China has a deeper personal connection for Harry, since Eleanor and Maddie (Harry's almost-teenage daughter) live in Hong Kong, where Eleanor earns a handsome living as a paid gambler for one of the casinos in Macau. While Harry sees Maddie whenever he can in Hong Kong or when she visits L.A., their relationship is maintained electronically via phone calls, text messages and videos transmitted over twin smart phones. It is that virtual connection that spurs Harry to send his daughter autopsy photos of the victim's cancerous lungs as a parental warning about smoking or, when a detective is unable to translate the tattoos found on victim Li's ankles, send a photo of them to Mandarin-speaking Maddie in the hopes that she can decipher them.
The Li murder abounds in puzzles -- his tattoos, the fact that he had a gun under the counter but didn't use it and that he tried to swallow a shell casing in his dying moments. These mysteries and delays frustrate Bosch, who knows "a case had to move like a shark. It could never stop its momentum because that could be fatal."
Those feelings are short-lived, however, for Bosch soon receives a threatening phone call from what sounds like a Chinese caller, warning him off the case and prompting suspicion that there is a leak inside the department. But when Bosch arrests the suspect Chang en route to LAX on Friday, he receives a video message on his phone that changes everything -- Maddie has been kidnapped, and Bosch believes it was done by the same Hong-Kong-based triad that had warned him off the case.
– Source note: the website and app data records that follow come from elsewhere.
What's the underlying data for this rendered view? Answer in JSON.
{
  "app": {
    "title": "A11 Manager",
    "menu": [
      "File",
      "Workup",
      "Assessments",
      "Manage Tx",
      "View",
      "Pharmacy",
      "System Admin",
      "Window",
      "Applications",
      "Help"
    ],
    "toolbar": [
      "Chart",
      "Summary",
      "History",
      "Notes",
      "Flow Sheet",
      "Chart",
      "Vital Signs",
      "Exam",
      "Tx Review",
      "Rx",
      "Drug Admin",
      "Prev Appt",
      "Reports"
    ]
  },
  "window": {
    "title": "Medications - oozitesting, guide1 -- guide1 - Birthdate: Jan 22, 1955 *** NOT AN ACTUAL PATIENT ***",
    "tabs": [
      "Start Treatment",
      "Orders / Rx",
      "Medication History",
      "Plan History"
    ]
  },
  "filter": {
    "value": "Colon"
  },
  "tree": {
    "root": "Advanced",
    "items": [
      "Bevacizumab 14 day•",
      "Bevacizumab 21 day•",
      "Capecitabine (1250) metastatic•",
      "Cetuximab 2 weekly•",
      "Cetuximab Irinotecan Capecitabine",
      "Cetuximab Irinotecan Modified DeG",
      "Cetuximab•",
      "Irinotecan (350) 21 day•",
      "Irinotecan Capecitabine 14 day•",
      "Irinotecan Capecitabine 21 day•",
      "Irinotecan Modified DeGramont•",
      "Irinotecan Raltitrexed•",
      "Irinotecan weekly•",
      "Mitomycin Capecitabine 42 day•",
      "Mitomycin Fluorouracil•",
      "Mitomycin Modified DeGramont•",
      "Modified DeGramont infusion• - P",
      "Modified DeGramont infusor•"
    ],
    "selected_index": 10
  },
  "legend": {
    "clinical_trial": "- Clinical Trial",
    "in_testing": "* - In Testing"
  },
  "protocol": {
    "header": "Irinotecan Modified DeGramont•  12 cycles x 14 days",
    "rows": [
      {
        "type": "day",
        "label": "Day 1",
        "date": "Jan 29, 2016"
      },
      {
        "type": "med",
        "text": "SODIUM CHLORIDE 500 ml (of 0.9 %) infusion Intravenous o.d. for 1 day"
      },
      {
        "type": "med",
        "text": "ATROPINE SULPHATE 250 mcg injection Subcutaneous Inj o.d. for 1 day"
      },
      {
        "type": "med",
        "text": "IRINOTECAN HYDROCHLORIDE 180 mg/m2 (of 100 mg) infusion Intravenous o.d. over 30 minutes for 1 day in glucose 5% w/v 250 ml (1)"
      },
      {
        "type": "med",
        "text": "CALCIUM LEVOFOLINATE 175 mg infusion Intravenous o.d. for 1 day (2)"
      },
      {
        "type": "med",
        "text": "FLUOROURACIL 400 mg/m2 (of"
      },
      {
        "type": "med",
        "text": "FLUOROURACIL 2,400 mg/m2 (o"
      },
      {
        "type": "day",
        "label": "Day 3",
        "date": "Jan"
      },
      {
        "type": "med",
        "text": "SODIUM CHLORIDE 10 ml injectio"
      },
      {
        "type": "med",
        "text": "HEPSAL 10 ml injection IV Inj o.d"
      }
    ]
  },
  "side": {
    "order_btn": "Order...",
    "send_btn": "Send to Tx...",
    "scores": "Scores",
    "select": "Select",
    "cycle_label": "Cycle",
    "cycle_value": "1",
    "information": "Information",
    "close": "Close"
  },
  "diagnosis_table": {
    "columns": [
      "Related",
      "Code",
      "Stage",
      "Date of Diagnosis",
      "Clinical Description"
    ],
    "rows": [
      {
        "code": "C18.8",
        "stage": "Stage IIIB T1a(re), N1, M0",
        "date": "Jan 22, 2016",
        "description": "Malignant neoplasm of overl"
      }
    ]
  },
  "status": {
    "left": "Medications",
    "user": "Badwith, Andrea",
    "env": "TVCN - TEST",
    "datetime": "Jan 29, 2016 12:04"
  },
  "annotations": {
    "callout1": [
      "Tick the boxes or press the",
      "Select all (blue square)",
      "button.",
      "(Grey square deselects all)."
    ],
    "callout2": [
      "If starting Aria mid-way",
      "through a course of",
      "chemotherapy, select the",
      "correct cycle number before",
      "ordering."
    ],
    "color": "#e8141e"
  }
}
Harry's feverish race against the clock and the international date line -- flying to Hong Kong to join forces with Maddie's mother in a 24-hour quest to confront the triad holding the girl and return with enough evidence to arraign Chang before he must be released Monday morning -- plunges the reader into a firestorm of danger and tragedy in a city as foreign to Harry as the stories behind the founding of Kowloon, where key scenes take place, or his observance of the Festival of Hungry Ghosts, during which residents burn sacrifices to ancestors all over Hong Kong.
To say that "Nine Dragons" is coiled tight with suspense understates Connelly's accomplishment in portraying Bosch at the cusp of a new world, where the refuge foretold in that matchbook fortune has such portentous resonance and implications. And though Connelly remains a master at detailing the intricacies of "the job," it is Harry's longing for reunion and connection with his ex-wife and daughter, the overwhelming vulnerability he feels as a father, that makes "Nine Dragons" another standout in the series that should satisfy all readers, whether they are new to Boschworld, occasional visitors or devoted denizens.
Woods is a critic and the author of the Charlotte Justice mystery series.Copyright © 2014, Los Angeles Times